(Source data)
- Opening Delimiter -

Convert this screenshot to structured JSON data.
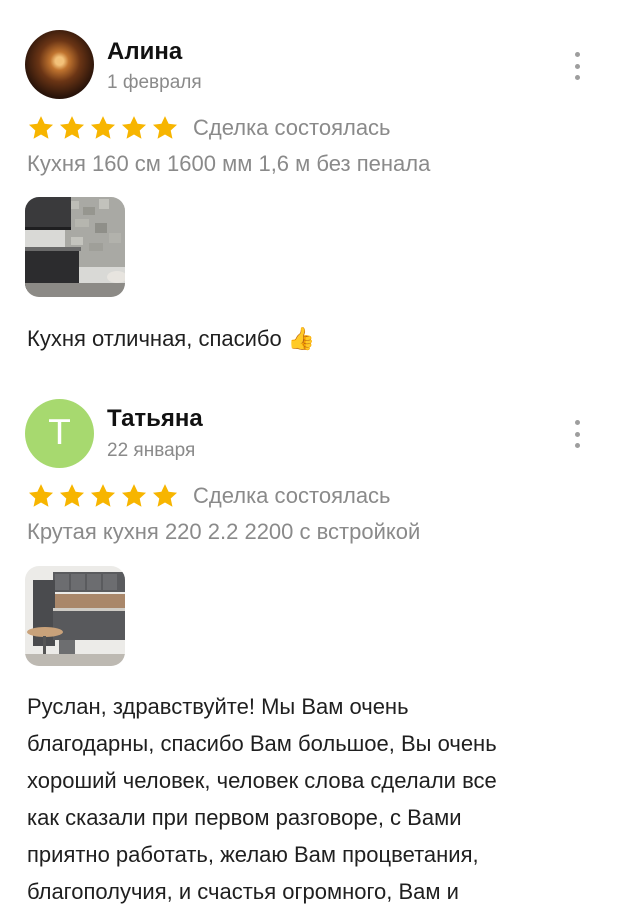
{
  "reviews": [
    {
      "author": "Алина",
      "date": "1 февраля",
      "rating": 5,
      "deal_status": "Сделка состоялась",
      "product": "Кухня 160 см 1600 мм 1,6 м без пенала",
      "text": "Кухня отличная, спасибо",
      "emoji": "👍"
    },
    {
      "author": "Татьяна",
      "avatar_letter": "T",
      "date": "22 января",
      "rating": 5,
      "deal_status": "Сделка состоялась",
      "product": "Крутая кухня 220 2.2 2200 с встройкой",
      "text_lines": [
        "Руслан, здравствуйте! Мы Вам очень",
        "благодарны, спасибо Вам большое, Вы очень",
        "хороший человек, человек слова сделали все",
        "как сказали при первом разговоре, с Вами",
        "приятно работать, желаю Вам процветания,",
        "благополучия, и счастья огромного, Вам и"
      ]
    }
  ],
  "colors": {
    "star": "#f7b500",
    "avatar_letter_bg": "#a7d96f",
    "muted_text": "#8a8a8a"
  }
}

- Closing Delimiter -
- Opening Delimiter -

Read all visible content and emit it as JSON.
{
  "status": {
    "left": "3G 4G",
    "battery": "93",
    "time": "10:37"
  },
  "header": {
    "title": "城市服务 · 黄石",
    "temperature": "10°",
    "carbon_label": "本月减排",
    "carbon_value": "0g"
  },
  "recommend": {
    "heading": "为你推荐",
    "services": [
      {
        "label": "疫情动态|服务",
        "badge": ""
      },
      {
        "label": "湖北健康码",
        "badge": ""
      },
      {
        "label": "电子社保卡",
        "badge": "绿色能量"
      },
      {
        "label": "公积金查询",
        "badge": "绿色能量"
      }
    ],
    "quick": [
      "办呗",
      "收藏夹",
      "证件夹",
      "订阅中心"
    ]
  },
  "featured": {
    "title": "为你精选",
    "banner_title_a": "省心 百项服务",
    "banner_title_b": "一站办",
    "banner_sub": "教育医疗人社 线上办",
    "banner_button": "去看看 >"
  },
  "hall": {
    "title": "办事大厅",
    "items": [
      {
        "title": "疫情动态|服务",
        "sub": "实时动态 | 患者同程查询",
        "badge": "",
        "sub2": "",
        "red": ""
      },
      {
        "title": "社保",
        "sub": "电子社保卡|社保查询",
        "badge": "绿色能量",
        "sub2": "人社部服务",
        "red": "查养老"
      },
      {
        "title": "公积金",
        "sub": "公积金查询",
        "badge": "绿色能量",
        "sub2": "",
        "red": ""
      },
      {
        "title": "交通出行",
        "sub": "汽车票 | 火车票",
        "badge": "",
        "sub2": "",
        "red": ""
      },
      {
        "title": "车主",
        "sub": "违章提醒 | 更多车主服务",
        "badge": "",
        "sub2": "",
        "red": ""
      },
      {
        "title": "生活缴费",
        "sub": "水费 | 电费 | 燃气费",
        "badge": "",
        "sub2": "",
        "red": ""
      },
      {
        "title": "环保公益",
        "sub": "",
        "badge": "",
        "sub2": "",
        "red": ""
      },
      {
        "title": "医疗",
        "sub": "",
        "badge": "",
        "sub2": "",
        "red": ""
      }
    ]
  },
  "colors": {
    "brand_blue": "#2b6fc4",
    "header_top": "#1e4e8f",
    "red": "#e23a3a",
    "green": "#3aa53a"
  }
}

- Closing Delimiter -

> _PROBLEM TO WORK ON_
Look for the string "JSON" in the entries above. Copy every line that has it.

> _RESULT FOR THIS TASK_
Convert this screenshot to structured JSON data.
Read all visible content and emit it as JSON.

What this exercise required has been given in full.